There is one word that follows cast iron wherever it goes. One that’s fought over by home cooks and experienced chefs. One that’s a big, overly complicated, equally watered-down waste of hot air and time. Let us debunk a few myths and explain a few mysteries for you about seasoning. (Spoiler alert: it’s easier than you’ve been made to believe.)
A perfect pairing to cast iron, induction cooktops go mainstream.
You know we love a good fire. But we also want to talk about another cooking method that gets our gears going. Induction cooking has been around for decades, but in the last few years, it has started to mainstream, thanks in part to revered restaurants where iconic chefs are moving their commercial kitchens from the gas stoves of yesteryear toward the induction ranges of the future. This is not your uncle’s hotplate.
At the turn of the 20th century, iron foundries were commonplace around the Chesapeake Bay. In fact, here, one of the first furnaces in the United States—Principio Ironworks—supplied cannons and cannon balls to American troops during the Revolutionary War and War of 1812 before creating products based on its stone’s throw proximity to some of the world’s best waterfowl hunting grounds: cast-iron decoys.
Looking out over our backyard on the Eastern Shore of Maryland, there is a quiet creek where the past, present, and future of the Chesapeake Bay converge. By the first of November, most local watermen have traded their crabbing pots for a single iron oyster dredge, and their deadrise workboats will now ply the brackish waters in search of an iconic keystone species.

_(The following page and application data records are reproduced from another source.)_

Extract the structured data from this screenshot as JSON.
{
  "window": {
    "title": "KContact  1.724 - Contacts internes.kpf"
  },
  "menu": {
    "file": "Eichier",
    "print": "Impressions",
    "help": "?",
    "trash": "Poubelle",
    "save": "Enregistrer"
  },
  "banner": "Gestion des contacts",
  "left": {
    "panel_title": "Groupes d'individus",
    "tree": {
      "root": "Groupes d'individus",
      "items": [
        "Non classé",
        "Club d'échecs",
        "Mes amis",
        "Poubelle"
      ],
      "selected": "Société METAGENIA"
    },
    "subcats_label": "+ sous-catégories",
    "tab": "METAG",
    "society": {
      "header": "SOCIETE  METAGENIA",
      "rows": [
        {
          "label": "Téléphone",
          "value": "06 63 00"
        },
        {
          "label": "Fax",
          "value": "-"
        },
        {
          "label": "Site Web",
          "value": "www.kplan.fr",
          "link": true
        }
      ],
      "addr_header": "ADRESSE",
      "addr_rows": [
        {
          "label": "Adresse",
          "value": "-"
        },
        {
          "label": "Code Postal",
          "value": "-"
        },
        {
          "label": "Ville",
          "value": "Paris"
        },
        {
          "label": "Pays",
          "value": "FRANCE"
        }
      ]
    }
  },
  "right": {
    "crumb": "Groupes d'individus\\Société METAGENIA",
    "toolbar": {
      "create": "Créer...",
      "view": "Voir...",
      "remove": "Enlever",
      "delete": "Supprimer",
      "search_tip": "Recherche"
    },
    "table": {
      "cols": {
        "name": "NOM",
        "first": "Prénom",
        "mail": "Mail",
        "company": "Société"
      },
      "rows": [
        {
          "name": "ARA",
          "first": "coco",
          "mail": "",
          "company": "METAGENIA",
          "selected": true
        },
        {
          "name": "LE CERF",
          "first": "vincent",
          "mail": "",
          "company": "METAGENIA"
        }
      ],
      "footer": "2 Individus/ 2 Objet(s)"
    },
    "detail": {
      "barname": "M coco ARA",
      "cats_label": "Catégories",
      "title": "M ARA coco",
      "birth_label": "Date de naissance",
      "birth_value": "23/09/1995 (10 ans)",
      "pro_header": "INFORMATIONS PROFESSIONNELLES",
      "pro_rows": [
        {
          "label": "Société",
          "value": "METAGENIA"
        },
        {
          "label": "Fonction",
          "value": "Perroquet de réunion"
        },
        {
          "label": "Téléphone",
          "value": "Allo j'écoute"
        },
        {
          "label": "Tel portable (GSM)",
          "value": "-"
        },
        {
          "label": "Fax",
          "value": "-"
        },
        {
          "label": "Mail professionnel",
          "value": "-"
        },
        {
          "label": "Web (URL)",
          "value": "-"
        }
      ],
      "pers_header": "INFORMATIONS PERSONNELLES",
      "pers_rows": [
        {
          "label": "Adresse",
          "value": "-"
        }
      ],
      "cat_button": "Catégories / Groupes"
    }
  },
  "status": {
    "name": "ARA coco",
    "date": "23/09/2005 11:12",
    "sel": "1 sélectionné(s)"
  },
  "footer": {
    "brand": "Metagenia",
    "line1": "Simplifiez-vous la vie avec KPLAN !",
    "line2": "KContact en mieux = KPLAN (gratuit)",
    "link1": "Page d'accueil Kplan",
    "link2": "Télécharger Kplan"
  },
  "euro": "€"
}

We know he’s not exactly a household name, but we owe a lot to Benjamin Thompson. Sir Benjamin Thompson, to be exact, though known by most as Count Rumford is the man to thank for most of our modern meals, our 21st century kitchens, and—without a doubt—our cast iron. (He was also a bit of a turncoat, but that’s another story.)